This ancient lake now faces climate change, an algae invasion, untreated sewerage, a proposed dam in neighbouring Mongolia, and potential contamination from the decommissioned paper mill. If that happens, the lake's many endemic species, such as the world's only freshwater seal, will be threatened too. As will the livelihoods of the people who call these shores their home.
Ecotourism presents exciting possibilities for the region. Beyond the recreational opportunities for biking, hiking, skiing, skating, swimming and canoeing, there is the call of the wild.
The world's last pristine wilderness areas are disappearing at an alarming rate. They only become more valuable as they become more rare.
Properly protected, Lake Baikal will provide its people with a lifeline. Without protection, the resource will disappear. The people of Baikalsk know this. They have realised a simple truth: protect nature and it will protect you.
Baikalsk is strategically placed on the Trans-Siberian Railway. That's not just good for future eco-tourism; it could also be great for international relations.
My good friend Slava Fetisov understands better than most the unifying power of sport and collective human endeavour. He remembers his surprise, while playing ice hockey in the US, at how different the perception of Russia was on the outside to the reality he knew back home. At a restaurant in Moscow, Slava shared his dream of bringing university students from all over the world to travel along the Trans-Siberian Express, from the Baltic Sea across the whole of Russia to the Pacific Ocean, interacting with local people along the way, learning from the wilderness from which we are becoming more and more alienated, bonding with each other, and realising that we have much more in common than what divides us.
He wants them to be amazed by the magnificent Lake Baikal.
Slava recognises that something powerful is happening in Russia right now.

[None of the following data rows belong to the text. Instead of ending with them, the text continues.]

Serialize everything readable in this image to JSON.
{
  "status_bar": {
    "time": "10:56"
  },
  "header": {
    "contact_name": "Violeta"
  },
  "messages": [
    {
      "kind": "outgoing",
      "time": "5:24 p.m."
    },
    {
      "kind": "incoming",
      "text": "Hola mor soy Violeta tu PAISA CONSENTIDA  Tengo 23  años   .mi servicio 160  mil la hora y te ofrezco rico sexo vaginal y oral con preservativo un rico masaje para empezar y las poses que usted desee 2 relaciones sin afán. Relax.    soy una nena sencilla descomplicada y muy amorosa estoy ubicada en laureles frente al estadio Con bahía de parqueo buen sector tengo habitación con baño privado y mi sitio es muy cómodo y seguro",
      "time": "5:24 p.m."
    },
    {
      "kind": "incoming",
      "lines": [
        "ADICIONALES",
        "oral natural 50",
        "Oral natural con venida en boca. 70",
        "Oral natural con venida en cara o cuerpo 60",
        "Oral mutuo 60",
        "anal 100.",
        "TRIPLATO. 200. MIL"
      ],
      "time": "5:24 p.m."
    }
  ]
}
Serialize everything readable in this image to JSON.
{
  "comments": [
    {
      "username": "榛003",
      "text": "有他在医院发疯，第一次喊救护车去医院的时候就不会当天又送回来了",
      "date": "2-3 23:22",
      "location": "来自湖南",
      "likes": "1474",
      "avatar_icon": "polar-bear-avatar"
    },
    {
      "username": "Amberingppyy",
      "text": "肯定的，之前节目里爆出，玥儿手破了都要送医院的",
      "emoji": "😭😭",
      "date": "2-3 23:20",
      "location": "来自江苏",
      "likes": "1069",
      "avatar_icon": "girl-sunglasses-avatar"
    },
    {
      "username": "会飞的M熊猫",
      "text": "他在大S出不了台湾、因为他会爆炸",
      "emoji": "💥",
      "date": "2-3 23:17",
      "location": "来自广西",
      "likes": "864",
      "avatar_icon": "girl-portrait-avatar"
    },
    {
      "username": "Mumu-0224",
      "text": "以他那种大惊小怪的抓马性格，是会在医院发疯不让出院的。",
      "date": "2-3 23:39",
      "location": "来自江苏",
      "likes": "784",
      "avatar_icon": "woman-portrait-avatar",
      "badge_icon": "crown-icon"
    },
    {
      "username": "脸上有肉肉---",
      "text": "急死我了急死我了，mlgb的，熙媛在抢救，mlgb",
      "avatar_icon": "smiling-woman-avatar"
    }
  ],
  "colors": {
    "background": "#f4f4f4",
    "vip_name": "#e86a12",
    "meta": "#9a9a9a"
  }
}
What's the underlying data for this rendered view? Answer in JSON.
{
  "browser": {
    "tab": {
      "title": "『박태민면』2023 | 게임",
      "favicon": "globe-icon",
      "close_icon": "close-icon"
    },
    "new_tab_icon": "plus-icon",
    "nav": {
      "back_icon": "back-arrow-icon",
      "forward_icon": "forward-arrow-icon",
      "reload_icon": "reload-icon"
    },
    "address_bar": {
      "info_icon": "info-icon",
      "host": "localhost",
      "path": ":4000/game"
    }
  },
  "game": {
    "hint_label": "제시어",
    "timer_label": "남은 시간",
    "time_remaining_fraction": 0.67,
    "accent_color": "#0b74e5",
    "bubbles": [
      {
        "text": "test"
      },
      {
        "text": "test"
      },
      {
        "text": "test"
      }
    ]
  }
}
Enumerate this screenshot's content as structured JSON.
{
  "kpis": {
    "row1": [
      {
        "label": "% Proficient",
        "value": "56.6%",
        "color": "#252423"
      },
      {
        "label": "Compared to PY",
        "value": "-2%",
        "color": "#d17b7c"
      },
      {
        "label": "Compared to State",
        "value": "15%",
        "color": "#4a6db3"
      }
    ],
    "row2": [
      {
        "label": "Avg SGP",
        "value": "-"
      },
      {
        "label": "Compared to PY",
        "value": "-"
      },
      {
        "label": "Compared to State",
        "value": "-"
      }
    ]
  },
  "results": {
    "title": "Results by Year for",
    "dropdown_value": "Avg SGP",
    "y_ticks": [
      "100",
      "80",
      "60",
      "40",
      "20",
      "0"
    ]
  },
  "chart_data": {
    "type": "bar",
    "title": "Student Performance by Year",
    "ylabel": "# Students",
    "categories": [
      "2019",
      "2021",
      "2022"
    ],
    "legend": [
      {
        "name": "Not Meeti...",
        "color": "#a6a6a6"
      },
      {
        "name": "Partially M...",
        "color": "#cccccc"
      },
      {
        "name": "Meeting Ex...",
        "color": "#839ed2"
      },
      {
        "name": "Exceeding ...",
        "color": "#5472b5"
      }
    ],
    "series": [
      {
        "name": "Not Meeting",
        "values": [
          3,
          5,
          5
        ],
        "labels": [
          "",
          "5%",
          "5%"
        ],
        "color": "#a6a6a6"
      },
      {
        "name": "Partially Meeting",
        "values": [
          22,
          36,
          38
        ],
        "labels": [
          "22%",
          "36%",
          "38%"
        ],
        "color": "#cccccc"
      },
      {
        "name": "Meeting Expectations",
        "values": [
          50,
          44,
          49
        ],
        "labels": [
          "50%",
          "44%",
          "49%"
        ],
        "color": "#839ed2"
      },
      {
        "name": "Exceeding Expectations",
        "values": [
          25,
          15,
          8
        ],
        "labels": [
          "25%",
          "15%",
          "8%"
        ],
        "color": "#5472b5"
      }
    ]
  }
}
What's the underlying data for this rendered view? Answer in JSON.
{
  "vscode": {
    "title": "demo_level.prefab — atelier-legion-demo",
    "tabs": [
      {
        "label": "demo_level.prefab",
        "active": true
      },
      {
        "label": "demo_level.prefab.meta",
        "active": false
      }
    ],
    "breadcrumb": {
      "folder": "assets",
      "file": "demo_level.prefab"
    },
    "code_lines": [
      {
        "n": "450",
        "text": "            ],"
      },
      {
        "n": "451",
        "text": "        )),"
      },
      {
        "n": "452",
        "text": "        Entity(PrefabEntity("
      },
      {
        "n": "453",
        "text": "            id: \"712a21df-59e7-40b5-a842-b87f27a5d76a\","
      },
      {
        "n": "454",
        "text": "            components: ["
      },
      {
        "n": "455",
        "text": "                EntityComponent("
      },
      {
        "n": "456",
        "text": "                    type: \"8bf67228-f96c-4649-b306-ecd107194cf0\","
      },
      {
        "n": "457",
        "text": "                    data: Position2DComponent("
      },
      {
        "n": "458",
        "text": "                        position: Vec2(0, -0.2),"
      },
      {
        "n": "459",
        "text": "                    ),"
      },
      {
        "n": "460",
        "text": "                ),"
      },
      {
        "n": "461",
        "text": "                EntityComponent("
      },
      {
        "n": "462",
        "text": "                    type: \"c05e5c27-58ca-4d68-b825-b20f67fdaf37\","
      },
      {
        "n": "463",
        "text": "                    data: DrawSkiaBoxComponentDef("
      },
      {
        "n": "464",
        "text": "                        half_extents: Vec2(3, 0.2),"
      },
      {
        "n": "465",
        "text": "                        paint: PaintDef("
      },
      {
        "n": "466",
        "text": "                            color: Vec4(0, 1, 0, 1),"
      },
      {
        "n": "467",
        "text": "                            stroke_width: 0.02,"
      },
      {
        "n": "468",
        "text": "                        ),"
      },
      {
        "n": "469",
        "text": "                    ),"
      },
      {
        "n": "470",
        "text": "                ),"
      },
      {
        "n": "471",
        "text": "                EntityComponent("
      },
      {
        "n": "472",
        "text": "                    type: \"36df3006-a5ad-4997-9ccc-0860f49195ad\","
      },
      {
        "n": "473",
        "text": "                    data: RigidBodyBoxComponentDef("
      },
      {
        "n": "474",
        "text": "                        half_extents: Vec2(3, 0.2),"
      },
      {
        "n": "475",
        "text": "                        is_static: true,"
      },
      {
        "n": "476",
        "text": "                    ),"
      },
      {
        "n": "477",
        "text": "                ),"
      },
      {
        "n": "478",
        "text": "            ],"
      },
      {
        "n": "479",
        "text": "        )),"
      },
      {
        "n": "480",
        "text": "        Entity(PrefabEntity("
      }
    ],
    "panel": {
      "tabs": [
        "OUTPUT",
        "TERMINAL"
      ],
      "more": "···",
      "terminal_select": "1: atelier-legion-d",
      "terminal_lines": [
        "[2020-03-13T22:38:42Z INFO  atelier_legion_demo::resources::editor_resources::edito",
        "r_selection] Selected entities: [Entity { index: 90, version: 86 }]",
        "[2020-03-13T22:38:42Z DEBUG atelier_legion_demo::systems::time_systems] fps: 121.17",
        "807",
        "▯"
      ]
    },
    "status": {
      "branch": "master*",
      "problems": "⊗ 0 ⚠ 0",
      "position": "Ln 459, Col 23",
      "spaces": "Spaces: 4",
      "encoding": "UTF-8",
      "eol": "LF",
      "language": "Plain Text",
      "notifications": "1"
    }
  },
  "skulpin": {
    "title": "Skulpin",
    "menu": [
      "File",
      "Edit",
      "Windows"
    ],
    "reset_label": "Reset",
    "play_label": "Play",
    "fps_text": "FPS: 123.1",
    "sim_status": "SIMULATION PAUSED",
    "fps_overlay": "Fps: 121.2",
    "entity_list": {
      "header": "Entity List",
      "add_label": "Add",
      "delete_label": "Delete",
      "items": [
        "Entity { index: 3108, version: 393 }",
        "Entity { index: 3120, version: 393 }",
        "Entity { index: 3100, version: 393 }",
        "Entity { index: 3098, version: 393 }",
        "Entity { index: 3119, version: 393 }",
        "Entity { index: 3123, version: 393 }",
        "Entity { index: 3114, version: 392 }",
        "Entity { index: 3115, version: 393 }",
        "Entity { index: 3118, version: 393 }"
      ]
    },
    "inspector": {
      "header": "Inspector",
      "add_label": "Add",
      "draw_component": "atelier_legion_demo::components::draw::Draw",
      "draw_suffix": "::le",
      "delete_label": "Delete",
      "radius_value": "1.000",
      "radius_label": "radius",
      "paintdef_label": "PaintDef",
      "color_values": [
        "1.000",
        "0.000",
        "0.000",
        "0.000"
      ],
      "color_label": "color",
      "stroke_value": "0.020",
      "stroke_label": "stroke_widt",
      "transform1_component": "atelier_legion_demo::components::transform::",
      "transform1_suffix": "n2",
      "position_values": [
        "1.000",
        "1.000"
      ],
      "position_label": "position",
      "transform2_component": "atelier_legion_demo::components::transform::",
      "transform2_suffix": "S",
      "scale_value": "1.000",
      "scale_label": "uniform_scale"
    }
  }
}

The environment is bringing people together. I've seen it too. I've been to Russia four times in the last 18 months, and witnessed what I’ve described in the media as an Environmental Glasnost. Everyone is talking about the environment, from Slava Fetisov to Sergei Ivanov, who invited me to meet with him at the new Ministry of Ecology in the Kremlin; from the people of Baikalsk to the young people in the streets of Moscow who now cite the environment among their top three concerns.
Talk becomes action
The movement is building momentum. Last year Russia signed the Paris Climate Agreement. In February the Russian Patriarch visited Antarctica. In March it was announced that 2017 would be the Year of Ecology. A few months ago the vulnerable Arctic ecosystem around the Franz Josef Land archipelago was included in the Arktika National Park. Russia will shortly have the opportunity to sign an even bigger agreement, to make the Ross Sea into the biggest Marine Protected Area the world has ever seen.
This last issue is close to my heart. The urgent need to protect this unique and precious ocean wilderness is the reason for my swims in Antarctica, and for my many visits to Moscow. Because, despite Russia's great tradition of polar exploration at both ends of the earth, and despite the fact that it was a Russian, Admiral Bellingshausen, who first discovered Antarctica, Russia has rejected the move to protect the Ross Sea no fewer than five times. It is my sincere hope that this time, in the spirit of Environmental Glasnost, Russia will join the rest of the world in October by creating an MPA bigger than France, Germany and the United Kingdom all put together.
Lake Baikal is the jewel in Russia's wilderness crown. Russia has the power to protect it, and to make the Ross Sea the largest protected wilderness area in the world.
If we don't guard them both now we run the very real risk of losing them forever. But if we do, we'll show that our actions speak much louder than our words.
Sergei Ivanov knows this. Slava Fetisov knows this. The young people of Russia know this, and the inhabitants of Baikalsk know this.
Protect your environment, and it will protect you.
Lewis Pugh is an endurance swimmer and the UN Environment Patron of the Oceans